It's Beavis and Butt-head times two when four rowdy Canucks hit the road on a car trip through the American West. First-time helmer Grant Harvey has taken a good idea and made the most of it with threadbare resources. marrying a smart script to good young talent. "American Beer" goes down easy, and at least one Canadian distrib may already be asking for a taste.
It’s Beavis and Butt-head times two when four rowdy Canucks hit the road on a car trip through the American West. First-time helmer Grant Harvey has taken a good idea and made the most of it with threadbare resources. marrying a smart script to good young talent. “American Beer” goes down easy, and at least one Canadian distrib may already be asking for a taste.
Our leading lads, all in their early 20s, are cutting loose on a highway spree before going on to vaguely adult responsibilities back home. But their friendships – and various degrees of sanity and intelligence – get strained when their rusty 1966 Corvair breaks down in the middle of nowhere (actually the badlands of southern Alberta). Eventually, they decide to hike in four different directions, each in search of an elusive car part and, perhaps, a life experience.
Drew, played by co-scribe and producer Jordan Kawchuk (who recalls the young Daniel Stern), is the tallest and most sensitive of the group. It’s just his luck to stick out his thumb and get picked up by his old high-school gym teacher, also on vacation. Soon, Drew is sandwiched between this little Hitler and his obese, lunkheaded son, although the nightmare is mitigated a bit by the presence of the coach’s daughter, a punky, pulchritudinous teen (Arayan Starre) looking for a handy way to get back at Dad.
Al (Scott Urquart), on the other hand, is the most macho of the quartet, and his packed-away pistol gets him both in and out of trouble on the journey, especially when he finds a small-town garage which, as it happens, is already being robbed.
Best seg has droop-shouldered Martin (C. Adam Leigh) stumble into a hayseed tavern, only to find that the locals mistake him for John Hughes creation Ferris Bueller.
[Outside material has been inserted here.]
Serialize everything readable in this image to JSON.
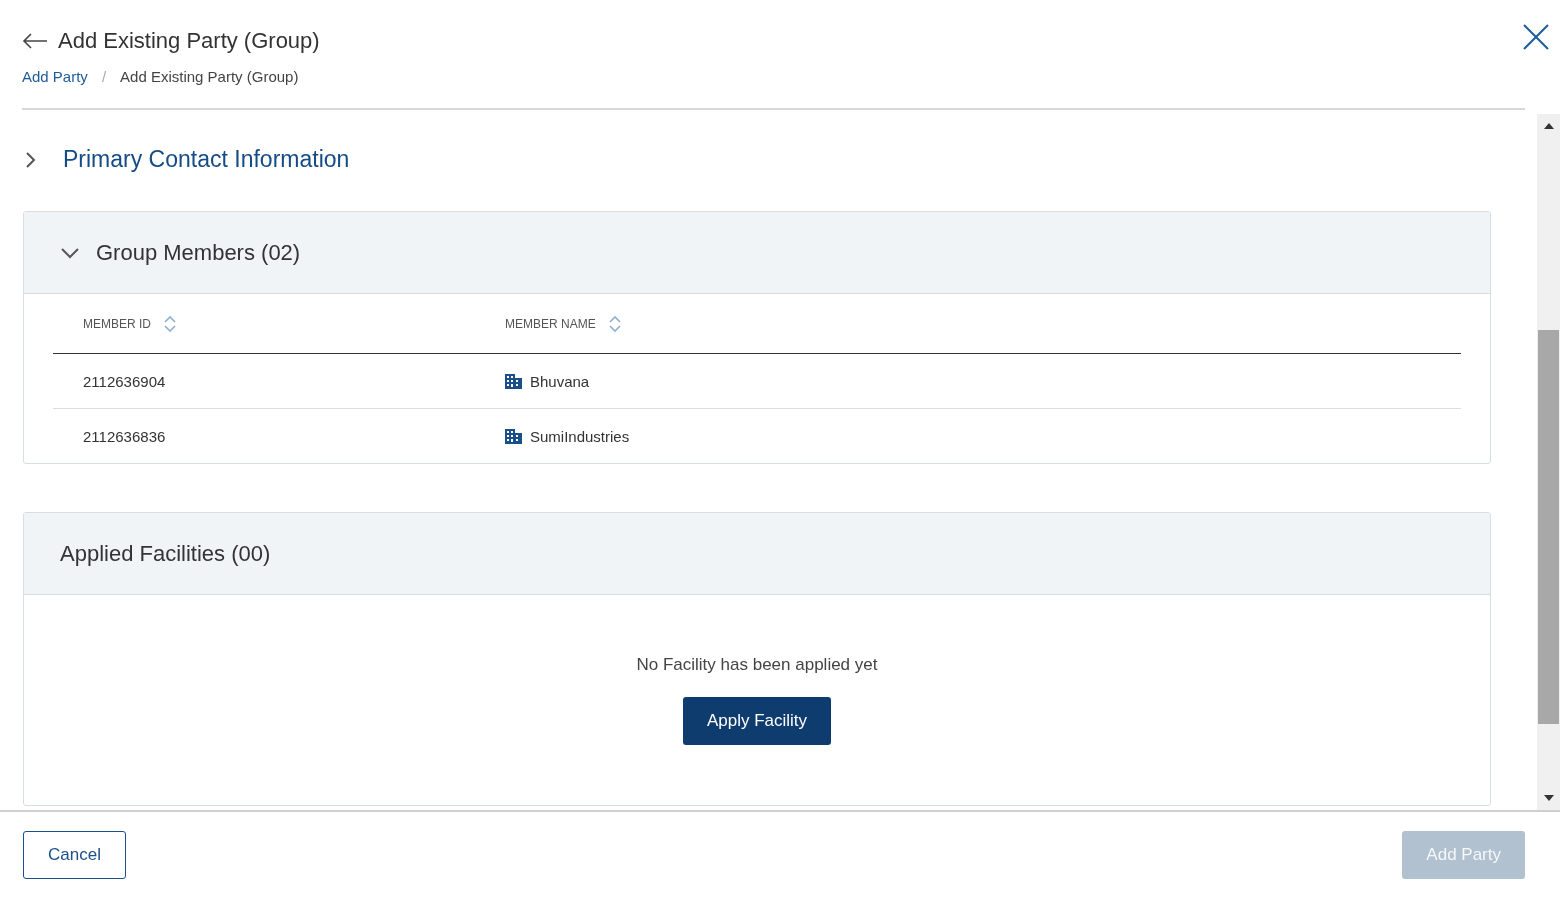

Despite his every attempt to dissuade them (“But I’m not Matthew Broderick,” he protests; “Never hearda him” is the surly reply), the gormless Northerner has to put up with free drinks and commands to “Say somethin’ funny, Ferris!”
Least successful section has chin-whiskered Curt (Jason Thompson) sticking with his broken-down car. Sun-addled and stoned on pot, he’s visited by a Kerouac-like prankster (Brent Kawchuk) who spouts bad Beat poetry and offers homely advice about cruisin’ through life. Ambitious seg sags only because it’s not clear what pic-makers want to say with it, whereas others can be taken on face value.
On the whole, the story unfolds in a lifelike way, without too much cuteness intruding. Perhaps the different plot strands could have been intercut for more variety of tone, but helmer’s choice to keep them separate helps make this calling-card item simple, where most neophyte road movies meander into episodic nether worlds. Tech credits are rough and ready, with alternarock score adding to easygoing hipness factor. Pic could click with youth set, although 16mm format is likely to keep this particular Corvair from getting too far.